• [Records to process]
* * *

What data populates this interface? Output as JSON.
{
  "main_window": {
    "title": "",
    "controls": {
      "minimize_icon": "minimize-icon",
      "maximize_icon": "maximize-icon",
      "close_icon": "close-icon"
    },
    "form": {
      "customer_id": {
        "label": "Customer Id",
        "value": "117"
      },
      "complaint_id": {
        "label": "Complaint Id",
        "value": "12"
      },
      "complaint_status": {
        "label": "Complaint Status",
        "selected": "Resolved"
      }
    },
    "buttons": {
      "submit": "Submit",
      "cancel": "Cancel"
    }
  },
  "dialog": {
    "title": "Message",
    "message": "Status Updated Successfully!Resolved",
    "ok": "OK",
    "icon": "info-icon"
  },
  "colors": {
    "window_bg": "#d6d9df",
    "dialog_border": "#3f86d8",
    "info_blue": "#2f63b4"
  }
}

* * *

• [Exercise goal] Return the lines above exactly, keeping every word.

• [Answer to this problem]
What data populates this interface? Output as JSON.
{
  "main_window": {
    "title": "",
    "controls": {
      "minimize_icon": "minimize-icon",
      "maximize_icon": "maximize-icon",
      "close_icon": "close-icon"
    },
    "form": {
      "customer_id": {
        "label": "Customer Id",
        "value": "117"
      },
      "complaint_id": {
        "label": "Complaint Id",
        "value": "12"
      },
      "complaint_status": {
        "label": "Complaint Status",
        "selected": "Resolved"
      }
    },
    "buttons": {
      "submit": "Submit",
      "cancel": "Cancel"
    }
  },
  "dialog": {
    "title": "Message",
    "message": "Status Updated Successfully!Resolved",
    "ok": "OK",
    "icon": "info-icon"
  },
  "colors": {
    "window_bg": "#d6d9df",
    "dialog_border": "#3f86d8",
    "info_blue": "#2f63b4"
  }
}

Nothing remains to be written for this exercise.